## What you will do
The entries are to be reproduced word for word, with all images left out.

** Data excerpts follows **

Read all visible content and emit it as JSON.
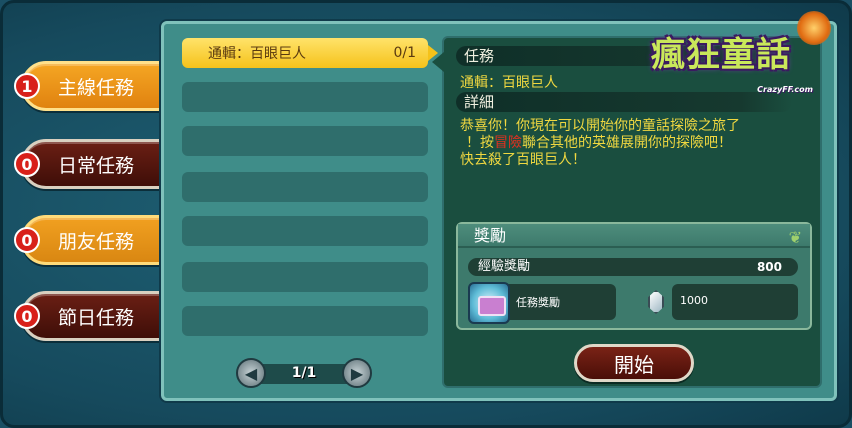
{
  "tabs": [
    {
      "badge": "1",
      "label": "主線任務",
      "style": "active"
    },
    {
      "badge": "0",
      "label": "日常任務",
      "style": "dark"
    },
    {
      "badge": "0",
      "label": "朋友任務",
      "style": "gold"
    },
    {
      "badge": "0",
      "label": "節日任務",
      "style": "dark"
    }
  ],
  "quest_list": {
    "selected": {
      "name": "通輯：百眼巨人",
      "progress": "0/1"
    },
    "empty_rows": 6
  },
  "pager": {
    "prev_icon": "arrow-left-icon",
    "next_icon": "arrow-right-icon",
    "label": "1/1"
  },
  "detail": {
    "task_header": "任務",
    "quest_name": "通輯：百眼巨人",
    "detail_header": "詳細",
    "desc_line1": "恭喜你！你現在可以開始你的童話探險之旅了",
    "desc_line2_pre": "！按",
    "desc_line2_hl": "冒險",
    "desc_line2_post": "聯合其他的英雄展開你的探險吧！",
    "desc_line3": "快去殺了百眼巨人！"
  },
  "reward": {
    "title": "獎勵",
    "exp_label": "經驗獎勵",
    "exp_value": "800",
    "item_label": "任務獎勵",
    "currency_value": "1000"
  },
  "start_button": "開始",
  "logo": {
    "title": "瘋狂童話",
    "subtitle": "CrazyFF.com"
  },
  "colors": {
    "accent_gold": "#f5c21a",
    "text_yellow": "#f0d840",
    "highlight_red": "#e03020",
    "tab_dark": "#4a0e08"
  }
}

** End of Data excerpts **

## Response below
Read all visible content and emit it as JSON.
{
  "tabs": [
    {
      "badge": "1",
      "label": "主線任務",
      "style": "active"
    },
    {
      "badge": "0",
      "label": "日常任務",
      "style": "dark"
    },
    {
      "badge": "0",
      "label": "朋友任務",
      "style": "gold"
    },
    {
      "badge": "0",
      "label": "節日任務",
      "style": "dark"
    }
  ],
  "quest_list": {
    "selected": {
      "name": "通輯：百眼巨人",
      "progress": "0/1"
    },
    "empty_rows": 6
  },
  "pager": {
    "prev_icon": "arrow-left-icon",
    "next_icon": "arrow-right-icon",
    "label": "1/1"
  },
  "detail": {
    "task_header": "任務",
    "quest_name": "通輯：百眼巨人",
    "detail_header": "詳細",
    "desc_line1": "恭喜你！你現在可以開始你的童話探險之旅了",
    "desc_line2_pre": "！按",
    "desc_line2_hl": "冒險",
    "desc_line2_post": "聯合其他的英雄展開你的探險吧！",
    "desc_line3": "快去殺了百眼巨人！"
  },
  "reward": {
    "title": "獎勵",
    "exp_label": "經驗獎勵",
    "exp_value": "800",
    "item_label": "任務獎勵",
    "currency_value": "1000"
  },
  "start_button": "開始",
  "logo": {
    "title": "瘋狂童話",
    "subtitle": "CrazyFF.com"
  },
  "colors": {
    "accent_gold": "#f5c21a",
    "text_yellow": "#f0d840",
    "highlight_red": "#e03020",
    "tab_dark": "#4a0e08"
  }
}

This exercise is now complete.